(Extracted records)

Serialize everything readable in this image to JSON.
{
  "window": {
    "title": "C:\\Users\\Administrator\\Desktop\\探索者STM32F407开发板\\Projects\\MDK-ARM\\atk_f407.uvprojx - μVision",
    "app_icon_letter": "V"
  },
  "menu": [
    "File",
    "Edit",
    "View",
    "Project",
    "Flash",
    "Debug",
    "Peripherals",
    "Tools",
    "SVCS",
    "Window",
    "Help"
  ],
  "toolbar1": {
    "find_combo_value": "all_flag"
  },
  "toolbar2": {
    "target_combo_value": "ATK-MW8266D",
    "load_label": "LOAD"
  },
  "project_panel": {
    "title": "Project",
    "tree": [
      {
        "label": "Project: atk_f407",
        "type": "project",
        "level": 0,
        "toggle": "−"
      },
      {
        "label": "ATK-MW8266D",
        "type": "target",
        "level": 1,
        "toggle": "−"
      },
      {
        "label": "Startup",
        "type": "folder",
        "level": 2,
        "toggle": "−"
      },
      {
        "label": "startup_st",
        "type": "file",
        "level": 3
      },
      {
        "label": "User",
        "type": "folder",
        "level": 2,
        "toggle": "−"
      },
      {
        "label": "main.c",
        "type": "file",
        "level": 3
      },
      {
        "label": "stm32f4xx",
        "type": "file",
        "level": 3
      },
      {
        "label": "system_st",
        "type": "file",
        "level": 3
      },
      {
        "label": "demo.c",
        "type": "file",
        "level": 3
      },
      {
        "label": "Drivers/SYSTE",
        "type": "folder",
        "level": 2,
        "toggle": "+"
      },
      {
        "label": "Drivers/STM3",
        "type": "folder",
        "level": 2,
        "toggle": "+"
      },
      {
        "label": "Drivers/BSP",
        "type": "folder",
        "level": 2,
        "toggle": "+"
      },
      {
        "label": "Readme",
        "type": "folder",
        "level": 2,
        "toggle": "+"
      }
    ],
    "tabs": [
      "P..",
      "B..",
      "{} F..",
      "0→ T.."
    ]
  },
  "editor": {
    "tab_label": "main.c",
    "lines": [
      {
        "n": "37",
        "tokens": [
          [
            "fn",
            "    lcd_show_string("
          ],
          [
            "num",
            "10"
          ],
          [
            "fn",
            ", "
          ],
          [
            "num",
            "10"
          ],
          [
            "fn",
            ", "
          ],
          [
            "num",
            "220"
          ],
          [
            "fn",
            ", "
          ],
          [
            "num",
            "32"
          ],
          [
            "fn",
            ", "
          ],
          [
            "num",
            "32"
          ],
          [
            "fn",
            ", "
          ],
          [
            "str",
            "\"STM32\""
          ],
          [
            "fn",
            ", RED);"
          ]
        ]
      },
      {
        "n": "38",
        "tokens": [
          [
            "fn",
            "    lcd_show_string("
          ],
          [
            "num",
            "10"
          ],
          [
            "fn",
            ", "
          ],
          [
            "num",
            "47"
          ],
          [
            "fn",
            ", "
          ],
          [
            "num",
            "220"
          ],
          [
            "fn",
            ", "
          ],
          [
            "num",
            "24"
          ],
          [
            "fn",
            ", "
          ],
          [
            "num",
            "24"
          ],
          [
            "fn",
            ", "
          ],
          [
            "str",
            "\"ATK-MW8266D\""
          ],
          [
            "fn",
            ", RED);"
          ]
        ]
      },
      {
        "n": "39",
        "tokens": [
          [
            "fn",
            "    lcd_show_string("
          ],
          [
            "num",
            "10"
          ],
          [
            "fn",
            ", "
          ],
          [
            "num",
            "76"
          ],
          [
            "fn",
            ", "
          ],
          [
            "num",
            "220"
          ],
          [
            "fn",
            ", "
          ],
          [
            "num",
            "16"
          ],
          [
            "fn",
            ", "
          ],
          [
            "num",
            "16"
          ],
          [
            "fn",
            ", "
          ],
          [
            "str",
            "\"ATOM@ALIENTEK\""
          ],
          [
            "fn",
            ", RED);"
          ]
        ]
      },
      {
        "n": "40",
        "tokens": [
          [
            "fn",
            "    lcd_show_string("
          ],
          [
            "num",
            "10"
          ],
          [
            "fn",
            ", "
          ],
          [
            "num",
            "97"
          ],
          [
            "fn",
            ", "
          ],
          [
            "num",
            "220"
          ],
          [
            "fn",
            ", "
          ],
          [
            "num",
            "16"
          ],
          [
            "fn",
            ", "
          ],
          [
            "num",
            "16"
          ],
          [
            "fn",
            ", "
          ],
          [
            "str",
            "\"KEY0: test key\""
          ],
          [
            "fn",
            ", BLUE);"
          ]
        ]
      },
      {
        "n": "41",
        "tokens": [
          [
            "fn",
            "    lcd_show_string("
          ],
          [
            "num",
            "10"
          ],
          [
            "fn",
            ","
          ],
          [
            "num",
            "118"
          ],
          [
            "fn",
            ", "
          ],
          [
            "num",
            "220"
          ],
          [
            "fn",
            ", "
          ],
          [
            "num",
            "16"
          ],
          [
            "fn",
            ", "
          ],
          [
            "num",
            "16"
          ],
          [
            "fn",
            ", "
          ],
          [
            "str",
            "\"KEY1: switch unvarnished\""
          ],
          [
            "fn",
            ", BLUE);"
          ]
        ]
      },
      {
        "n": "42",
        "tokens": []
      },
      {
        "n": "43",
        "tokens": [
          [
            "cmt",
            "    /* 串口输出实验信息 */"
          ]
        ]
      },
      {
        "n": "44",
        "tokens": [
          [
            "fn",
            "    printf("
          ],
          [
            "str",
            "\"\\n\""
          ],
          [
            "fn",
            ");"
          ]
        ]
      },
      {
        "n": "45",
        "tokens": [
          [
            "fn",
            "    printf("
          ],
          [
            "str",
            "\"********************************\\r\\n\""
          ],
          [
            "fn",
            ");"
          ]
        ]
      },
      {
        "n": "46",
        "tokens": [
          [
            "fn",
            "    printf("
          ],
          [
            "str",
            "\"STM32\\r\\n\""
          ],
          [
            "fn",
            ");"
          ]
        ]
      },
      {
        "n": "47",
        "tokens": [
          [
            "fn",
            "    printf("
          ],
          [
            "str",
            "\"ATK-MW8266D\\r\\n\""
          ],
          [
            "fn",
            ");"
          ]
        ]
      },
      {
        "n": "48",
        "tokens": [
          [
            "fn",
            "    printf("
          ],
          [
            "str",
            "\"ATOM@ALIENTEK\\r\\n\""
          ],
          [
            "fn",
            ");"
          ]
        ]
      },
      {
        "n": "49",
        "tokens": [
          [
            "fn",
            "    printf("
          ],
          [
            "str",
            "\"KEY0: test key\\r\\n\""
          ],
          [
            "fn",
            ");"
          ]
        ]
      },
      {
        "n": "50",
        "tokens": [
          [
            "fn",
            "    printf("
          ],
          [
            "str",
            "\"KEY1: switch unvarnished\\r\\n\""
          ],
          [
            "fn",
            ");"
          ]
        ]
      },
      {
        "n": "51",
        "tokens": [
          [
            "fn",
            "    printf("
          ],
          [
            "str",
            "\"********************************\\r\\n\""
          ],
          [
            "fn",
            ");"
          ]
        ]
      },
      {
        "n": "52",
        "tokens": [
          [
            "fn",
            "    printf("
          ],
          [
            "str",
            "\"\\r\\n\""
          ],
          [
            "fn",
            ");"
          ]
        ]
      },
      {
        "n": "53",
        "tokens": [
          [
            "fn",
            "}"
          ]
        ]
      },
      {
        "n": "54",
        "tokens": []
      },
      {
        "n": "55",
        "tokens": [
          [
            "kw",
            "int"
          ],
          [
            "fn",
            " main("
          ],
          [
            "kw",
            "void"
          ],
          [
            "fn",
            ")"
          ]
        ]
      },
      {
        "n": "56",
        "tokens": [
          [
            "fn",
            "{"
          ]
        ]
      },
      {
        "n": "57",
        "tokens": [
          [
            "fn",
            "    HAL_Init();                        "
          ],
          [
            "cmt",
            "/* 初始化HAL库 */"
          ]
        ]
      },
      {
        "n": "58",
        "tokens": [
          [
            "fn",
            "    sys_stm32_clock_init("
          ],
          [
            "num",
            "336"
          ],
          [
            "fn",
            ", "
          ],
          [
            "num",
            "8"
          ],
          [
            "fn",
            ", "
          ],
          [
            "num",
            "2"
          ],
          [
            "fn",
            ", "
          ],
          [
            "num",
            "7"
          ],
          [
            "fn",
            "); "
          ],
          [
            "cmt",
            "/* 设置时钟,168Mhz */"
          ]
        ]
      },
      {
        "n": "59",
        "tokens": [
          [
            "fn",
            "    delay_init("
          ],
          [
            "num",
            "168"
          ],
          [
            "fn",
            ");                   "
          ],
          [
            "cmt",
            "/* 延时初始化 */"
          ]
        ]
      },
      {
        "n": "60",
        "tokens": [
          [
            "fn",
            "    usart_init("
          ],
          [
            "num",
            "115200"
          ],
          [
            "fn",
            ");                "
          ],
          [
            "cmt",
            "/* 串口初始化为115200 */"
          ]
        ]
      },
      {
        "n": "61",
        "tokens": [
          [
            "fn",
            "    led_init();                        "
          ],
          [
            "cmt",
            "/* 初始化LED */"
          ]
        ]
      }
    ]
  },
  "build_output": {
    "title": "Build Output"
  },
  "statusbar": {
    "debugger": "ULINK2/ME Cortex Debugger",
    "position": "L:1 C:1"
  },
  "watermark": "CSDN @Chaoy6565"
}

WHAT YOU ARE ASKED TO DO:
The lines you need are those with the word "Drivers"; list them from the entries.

COMPLETED EXERCISE:
        "label": "Drivers/SYSTE",
        "label": "Drivers/STM3",
        "label": "Drivers/BSP",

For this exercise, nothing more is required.